    The Constitution Review Commission recommended that the members of both Commissions should be appointed by the President acting in his own discretion, after consultations.

  6. Matters relating to Finance

    The Minister responsible for Finance must prepare, not later than forty-five days after the commencement of each financial year ( 1st July ), the estimates of revenue and expenditure. The Constitution Review Commission felt that as this was also the beginning of the hurricane season, it seems reasonable that provision should be made for extending that deadline in case of civil disorder or natural disaster, and recommended that the Constitution should be amended to provide for one extension of no more than thirty days to be granted by a resolution of Parliament.

  7. Fundamental Rights and Freedoms

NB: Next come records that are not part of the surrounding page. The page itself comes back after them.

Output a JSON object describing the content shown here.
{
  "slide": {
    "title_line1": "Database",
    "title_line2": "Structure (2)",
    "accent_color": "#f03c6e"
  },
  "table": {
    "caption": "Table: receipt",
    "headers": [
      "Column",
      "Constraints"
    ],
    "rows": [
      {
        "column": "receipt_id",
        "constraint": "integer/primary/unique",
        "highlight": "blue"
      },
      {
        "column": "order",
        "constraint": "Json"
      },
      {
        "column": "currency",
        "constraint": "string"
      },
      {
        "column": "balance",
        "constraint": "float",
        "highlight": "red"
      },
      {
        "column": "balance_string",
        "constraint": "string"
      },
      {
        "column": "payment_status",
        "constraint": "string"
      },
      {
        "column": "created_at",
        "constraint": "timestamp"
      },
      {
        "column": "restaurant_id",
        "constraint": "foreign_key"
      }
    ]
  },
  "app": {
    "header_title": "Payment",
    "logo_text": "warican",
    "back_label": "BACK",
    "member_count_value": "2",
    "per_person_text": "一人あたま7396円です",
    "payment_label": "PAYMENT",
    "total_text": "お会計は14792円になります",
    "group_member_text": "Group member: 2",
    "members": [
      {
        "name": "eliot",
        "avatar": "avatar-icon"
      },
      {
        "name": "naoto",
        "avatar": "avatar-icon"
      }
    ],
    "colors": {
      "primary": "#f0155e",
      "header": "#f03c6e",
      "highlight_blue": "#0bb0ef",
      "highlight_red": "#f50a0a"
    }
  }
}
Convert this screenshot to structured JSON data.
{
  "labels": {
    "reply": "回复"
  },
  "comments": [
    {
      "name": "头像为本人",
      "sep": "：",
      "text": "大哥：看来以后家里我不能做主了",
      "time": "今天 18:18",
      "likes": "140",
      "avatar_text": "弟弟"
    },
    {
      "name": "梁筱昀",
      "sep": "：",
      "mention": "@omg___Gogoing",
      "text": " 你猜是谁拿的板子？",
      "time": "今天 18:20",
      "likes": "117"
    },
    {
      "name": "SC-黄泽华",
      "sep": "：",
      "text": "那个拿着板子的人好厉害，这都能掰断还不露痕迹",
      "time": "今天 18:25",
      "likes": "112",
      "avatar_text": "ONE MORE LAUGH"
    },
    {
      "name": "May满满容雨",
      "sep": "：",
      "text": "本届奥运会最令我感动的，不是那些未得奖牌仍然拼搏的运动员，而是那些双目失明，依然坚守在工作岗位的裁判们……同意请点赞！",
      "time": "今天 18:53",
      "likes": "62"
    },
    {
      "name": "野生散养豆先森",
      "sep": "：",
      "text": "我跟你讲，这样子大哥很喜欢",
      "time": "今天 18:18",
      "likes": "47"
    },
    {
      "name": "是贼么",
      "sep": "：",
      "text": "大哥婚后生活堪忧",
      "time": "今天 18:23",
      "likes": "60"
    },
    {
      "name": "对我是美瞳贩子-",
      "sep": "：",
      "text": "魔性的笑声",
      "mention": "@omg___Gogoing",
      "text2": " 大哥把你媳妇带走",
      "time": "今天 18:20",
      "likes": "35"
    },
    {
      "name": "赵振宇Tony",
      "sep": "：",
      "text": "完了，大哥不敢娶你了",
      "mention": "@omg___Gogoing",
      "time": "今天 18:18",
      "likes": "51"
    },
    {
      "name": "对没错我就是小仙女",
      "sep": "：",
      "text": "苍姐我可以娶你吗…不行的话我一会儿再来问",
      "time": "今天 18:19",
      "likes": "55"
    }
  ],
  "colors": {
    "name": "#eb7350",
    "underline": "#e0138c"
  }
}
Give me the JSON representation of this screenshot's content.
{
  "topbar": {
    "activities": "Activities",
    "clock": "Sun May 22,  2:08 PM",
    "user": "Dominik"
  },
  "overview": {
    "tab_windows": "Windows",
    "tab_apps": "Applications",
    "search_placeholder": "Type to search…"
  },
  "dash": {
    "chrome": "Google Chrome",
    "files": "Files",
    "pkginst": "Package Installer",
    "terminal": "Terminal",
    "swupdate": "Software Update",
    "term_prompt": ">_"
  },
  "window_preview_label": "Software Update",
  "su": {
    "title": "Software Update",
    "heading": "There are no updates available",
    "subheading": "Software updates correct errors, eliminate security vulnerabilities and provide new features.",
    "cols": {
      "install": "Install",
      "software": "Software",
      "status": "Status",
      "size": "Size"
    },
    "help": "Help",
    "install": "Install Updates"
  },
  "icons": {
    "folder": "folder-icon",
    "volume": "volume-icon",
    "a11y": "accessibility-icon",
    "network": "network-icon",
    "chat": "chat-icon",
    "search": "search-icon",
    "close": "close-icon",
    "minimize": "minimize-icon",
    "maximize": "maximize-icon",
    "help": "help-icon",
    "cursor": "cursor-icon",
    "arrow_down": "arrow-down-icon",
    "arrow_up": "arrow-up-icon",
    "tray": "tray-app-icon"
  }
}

    One proposal made to the Constitution Review Commission was that there should be an amendment to the Constitution to secure legal representation for anyone charged with a criminal offence. The existing law provides that every person who is charged with a criminal offence must be permitted to defend himself before the court in person, or at his own expense, by a legal practitioner of his own choice. The Commission recommended that an Act of Parliament should be passed confirming the existence of the right of a person who has been arrested to consult with reasonable promptness after arrest an attorney-at-law of his or her own choice. In addition, in the case of a minor, there should be the right of access to a parent or guardian.

    Complaint was made to the Commission that although the protection of rights in the Constitution were fairly comprehensive, some individuals could find themselves in the position where they could not enforce their rights because of the costs involved, if they were unsuccessful. It therefore recommended that where a person has raised an issue of substance in litigation which was filed to secure the enforcement of the protective provisions of the Constitution, the Court should be given a discretion to award costs against the State, even where the challenge has been unsuccessful.

  8. Amending the Constitution

    There are two levels of entrenchment of the provisions in the Constitution. In other words, there are two ways that the Constitution is protected from change when compared to ordinary legislation. The lower level of entrenchment requires that a Bill to amend the relevant provision of the Constitution must be supported by the votes of not less than two-thirds of all the elected members of the House. In addition there must be an interval of not less than ninety days between the introduction of the Bill in the House and the beginning of proceedings on the second reading.

    Certain sections of the Constitution, (including the provisions relating to the fundamental rights and freedoms,) are protected by a higher level of entrenchment. At that level, the Bill must be supported by the votes of not less than three-quarters of all the elected members of the House, and the same interval must elapse between presenting the Bill on the first reading and the commencement of debate on the second reading. In addition, before being presented to the President for signature, the Bill must have been approved in a referendum by a majority of the votes validly cast in that referendum.

    The Constitution Review Commission recommended that the requirement of a referendum should be confined to the provisions of Chapter 1 of the Constitution which protects the fundamental rights and freedoms; but that a Bill for the amendment of any other provision of the Constitution need merely be supported by the votes of not less than three-quarters of all the elected members of the House, but that the requirement for the period of ninety days should be retained

Conclusion

Madam Speaker
Honourable Members

It is my expectation that this Honourable House will find the time to engage in debate on some of the matters that have been mentioned in this address.

May the Almighty God guide and bless you, and may He also bless this Nation.